Which lines below hold the word "JSON"? Report each one.

##############################

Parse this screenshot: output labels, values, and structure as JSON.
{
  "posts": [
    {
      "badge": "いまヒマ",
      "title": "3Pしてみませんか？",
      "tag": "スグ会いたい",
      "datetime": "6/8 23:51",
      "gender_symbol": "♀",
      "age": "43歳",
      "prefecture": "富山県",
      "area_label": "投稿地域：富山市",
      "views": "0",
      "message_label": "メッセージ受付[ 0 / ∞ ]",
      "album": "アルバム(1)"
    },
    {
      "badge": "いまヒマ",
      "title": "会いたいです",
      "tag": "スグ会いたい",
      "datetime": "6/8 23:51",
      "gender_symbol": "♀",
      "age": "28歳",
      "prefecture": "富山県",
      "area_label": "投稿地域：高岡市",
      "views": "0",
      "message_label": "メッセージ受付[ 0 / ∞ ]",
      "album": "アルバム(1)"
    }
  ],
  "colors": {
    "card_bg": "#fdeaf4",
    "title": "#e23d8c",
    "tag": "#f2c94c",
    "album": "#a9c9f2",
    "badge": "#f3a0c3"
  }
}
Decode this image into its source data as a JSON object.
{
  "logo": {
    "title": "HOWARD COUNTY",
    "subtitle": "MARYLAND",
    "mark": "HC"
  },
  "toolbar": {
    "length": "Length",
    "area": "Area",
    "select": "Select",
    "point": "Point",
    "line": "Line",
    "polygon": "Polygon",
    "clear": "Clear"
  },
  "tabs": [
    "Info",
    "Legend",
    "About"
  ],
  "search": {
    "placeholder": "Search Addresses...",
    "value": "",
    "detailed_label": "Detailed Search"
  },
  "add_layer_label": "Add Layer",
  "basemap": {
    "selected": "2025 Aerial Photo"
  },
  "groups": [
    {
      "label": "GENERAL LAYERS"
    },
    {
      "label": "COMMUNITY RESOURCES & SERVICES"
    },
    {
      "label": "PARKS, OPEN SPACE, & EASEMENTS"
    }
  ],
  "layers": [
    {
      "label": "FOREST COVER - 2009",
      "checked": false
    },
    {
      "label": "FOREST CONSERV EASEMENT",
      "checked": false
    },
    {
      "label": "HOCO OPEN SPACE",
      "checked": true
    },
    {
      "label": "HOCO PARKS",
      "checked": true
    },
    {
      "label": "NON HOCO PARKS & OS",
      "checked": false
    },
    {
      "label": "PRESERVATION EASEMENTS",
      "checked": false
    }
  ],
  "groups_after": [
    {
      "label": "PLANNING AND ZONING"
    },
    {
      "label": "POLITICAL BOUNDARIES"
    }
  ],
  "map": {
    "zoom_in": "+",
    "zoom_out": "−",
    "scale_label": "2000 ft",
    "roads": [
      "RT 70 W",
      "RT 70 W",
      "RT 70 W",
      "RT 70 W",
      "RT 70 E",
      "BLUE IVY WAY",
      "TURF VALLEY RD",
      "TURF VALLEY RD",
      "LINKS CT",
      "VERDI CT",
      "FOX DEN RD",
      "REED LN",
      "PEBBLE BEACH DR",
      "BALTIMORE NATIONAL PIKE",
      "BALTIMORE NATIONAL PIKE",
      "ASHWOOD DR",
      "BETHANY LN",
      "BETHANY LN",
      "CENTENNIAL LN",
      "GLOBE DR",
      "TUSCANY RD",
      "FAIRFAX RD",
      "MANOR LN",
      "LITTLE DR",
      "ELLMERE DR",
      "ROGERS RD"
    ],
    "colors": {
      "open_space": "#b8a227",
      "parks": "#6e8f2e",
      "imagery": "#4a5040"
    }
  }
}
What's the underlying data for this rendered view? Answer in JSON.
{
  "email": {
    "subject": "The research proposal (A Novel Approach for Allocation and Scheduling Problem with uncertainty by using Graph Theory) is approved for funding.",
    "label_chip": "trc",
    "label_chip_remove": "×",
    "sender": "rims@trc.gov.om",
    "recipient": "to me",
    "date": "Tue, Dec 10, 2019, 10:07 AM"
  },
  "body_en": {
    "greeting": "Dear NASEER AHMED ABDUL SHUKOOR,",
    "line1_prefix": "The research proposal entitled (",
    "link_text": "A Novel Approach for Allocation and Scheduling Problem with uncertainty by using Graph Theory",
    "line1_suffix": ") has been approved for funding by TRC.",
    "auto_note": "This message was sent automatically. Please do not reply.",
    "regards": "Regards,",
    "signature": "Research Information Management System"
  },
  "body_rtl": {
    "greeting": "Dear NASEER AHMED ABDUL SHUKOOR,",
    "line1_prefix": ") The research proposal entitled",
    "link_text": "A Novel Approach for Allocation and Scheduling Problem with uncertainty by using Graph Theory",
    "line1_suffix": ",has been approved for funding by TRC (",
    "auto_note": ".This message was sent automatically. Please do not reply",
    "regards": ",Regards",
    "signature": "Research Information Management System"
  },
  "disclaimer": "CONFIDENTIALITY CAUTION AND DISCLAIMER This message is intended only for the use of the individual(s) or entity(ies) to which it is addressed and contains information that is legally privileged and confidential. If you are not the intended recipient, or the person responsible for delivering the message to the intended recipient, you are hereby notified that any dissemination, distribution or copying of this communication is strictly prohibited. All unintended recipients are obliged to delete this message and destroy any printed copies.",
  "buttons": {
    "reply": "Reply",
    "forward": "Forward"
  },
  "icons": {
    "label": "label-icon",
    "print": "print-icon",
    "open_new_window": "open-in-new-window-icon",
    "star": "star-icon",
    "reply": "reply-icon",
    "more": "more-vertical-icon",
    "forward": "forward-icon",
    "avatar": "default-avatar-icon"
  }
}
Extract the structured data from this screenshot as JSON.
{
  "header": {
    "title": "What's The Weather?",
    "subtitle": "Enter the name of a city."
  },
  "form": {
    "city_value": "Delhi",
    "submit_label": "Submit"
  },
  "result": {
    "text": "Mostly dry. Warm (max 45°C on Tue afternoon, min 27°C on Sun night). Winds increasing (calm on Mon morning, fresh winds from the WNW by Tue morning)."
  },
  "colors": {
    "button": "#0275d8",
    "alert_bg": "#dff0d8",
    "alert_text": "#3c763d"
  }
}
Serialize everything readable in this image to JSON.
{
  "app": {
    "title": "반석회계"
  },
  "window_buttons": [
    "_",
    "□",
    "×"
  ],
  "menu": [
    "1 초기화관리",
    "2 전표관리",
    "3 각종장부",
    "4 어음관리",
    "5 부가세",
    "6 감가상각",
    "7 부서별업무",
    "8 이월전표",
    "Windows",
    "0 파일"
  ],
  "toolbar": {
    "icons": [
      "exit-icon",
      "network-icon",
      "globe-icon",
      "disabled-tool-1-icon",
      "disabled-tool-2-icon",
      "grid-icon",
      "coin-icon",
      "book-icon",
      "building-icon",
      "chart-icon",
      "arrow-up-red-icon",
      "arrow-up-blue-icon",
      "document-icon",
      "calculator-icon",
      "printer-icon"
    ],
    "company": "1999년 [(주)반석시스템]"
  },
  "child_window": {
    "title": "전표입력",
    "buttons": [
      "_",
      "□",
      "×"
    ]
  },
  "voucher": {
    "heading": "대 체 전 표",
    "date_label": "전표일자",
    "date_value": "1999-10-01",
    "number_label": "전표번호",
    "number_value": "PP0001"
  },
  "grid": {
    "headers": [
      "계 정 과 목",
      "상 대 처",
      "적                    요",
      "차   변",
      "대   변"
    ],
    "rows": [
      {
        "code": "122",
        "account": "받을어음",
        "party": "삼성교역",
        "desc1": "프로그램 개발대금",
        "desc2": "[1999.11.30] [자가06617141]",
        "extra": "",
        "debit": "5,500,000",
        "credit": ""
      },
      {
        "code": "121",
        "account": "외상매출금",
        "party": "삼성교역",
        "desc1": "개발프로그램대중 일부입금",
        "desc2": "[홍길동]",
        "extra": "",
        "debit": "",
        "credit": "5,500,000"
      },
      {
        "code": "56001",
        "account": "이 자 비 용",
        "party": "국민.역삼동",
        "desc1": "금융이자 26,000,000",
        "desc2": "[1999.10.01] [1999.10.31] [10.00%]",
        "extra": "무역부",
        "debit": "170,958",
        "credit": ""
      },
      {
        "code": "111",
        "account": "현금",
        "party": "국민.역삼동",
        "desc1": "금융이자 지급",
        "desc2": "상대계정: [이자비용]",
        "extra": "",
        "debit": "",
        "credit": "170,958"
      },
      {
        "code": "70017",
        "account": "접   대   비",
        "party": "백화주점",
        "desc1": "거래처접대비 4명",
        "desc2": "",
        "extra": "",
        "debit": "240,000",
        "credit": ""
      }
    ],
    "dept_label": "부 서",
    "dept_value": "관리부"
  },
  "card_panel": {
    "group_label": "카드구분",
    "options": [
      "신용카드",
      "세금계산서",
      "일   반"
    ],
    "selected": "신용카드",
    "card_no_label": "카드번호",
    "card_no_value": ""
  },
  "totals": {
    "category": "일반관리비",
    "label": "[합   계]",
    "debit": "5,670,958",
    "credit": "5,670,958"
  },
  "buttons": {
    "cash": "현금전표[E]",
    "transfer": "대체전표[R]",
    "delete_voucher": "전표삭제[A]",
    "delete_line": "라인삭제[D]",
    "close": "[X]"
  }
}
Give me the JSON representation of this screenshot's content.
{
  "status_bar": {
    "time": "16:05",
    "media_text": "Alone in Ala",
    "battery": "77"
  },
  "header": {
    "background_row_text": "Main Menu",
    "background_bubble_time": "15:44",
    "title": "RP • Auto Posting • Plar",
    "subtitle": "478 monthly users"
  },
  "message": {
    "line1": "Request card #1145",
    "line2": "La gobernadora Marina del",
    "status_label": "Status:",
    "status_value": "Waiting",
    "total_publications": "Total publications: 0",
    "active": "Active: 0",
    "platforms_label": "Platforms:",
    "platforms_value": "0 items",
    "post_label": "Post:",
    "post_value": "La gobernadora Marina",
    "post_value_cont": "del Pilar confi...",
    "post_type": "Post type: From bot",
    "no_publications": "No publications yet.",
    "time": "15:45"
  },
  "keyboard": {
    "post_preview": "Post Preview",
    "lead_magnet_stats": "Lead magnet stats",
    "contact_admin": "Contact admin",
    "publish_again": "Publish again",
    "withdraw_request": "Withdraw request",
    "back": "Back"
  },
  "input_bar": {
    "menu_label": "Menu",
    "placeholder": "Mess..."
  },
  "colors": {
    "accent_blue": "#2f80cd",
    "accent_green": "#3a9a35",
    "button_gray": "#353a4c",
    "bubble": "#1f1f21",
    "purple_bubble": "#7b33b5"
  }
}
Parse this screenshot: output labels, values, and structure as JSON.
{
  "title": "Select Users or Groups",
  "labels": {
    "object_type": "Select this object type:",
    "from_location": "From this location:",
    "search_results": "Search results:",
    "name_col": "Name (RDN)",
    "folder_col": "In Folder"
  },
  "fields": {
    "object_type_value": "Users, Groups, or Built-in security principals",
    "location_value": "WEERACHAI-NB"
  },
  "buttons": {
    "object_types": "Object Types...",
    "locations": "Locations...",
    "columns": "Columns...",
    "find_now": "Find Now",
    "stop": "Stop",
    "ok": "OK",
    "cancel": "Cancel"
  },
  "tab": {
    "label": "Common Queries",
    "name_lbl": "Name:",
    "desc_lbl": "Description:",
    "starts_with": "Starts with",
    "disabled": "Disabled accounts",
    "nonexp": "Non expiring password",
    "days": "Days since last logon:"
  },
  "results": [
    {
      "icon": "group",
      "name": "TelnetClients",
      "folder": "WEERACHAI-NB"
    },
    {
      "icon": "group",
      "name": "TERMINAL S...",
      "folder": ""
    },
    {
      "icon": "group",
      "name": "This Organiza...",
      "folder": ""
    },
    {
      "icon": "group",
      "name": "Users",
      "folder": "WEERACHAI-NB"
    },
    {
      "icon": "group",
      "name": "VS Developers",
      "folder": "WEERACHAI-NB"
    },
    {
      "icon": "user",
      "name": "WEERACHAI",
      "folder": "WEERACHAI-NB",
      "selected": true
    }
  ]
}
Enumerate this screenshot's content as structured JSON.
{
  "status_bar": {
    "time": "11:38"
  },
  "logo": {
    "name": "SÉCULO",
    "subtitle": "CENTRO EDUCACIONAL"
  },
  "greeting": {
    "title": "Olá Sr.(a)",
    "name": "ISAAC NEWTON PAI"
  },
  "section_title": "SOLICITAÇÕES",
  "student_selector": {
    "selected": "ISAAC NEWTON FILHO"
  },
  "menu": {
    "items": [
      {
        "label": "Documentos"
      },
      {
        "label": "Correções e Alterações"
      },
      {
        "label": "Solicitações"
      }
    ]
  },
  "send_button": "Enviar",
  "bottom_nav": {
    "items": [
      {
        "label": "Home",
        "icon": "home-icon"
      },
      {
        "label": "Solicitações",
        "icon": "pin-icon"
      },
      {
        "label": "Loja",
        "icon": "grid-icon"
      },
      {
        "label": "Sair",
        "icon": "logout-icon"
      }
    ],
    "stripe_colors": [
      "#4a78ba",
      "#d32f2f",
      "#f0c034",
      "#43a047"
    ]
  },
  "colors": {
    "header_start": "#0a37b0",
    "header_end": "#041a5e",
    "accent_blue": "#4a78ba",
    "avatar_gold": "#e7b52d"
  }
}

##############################

RESPONSE TO THIS TASK:
Parse this screenshot: output labels, values, and structure as JSON.
Decode this image into its source data as a JSON object.
What's the underlying data for this rendered view? Answer in JSON.
Extract the structured data from this screenshot as JSON.
Serialize everything readable in this image to JSON.
Give me the JSON representation of this screenshot's content.
Parse this screenshot: output labels, values, and structure as JSON.
Enumerate this screenshot's content as structured JSON.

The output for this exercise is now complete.